What you should do
Among the records below, find the lines that hold the word "JSON" and report how many there are, with no other words.

[Dataset rows for apps and sites]
*** Begin section ***

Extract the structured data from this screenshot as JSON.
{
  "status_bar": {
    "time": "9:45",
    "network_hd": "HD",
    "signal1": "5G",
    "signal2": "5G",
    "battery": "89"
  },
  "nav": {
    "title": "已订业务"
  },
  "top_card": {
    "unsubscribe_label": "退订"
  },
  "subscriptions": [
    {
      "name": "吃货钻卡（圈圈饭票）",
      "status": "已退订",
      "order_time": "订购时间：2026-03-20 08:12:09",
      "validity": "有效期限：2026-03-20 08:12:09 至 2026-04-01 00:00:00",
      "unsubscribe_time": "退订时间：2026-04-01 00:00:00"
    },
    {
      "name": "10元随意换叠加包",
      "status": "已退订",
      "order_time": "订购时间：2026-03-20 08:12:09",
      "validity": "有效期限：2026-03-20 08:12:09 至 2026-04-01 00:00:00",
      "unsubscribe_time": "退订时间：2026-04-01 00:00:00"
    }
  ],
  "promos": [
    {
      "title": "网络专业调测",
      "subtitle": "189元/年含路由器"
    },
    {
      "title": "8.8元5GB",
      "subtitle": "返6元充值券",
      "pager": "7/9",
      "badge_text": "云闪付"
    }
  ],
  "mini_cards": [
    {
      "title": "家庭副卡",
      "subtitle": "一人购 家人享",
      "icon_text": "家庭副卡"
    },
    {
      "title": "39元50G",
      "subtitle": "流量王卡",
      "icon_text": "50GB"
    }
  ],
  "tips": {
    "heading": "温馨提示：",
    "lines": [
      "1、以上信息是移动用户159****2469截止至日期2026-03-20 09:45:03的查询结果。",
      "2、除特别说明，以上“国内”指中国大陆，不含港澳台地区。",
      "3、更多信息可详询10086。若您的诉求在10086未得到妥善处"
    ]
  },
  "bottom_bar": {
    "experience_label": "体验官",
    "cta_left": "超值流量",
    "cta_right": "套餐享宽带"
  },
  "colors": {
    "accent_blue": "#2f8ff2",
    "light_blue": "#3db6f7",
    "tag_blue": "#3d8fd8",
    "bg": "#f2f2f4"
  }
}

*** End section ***
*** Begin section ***

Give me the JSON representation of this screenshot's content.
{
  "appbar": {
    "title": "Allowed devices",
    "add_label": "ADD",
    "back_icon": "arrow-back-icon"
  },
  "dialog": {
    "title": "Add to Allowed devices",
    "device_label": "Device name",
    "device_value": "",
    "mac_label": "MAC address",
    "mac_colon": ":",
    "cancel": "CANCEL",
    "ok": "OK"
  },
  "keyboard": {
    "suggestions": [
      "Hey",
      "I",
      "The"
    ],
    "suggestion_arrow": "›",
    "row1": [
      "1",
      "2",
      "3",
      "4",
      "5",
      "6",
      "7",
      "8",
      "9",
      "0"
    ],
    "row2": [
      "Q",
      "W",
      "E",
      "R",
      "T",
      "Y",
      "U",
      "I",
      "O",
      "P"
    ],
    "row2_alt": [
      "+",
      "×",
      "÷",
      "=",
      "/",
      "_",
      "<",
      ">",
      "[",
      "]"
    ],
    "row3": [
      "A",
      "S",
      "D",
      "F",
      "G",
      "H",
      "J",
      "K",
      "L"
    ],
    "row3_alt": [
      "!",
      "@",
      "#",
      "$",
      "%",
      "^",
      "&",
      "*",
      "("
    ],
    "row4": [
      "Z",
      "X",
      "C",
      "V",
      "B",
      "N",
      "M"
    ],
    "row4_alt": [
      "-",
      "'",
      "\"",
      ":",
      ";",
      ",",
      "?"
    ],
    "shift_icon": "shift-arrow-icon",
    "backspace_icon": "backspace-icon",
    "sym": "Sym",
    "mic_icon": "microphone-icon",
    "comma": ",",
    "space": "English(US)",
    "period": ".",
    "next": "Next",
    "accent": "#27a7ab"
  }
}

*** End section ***

Exercise response
2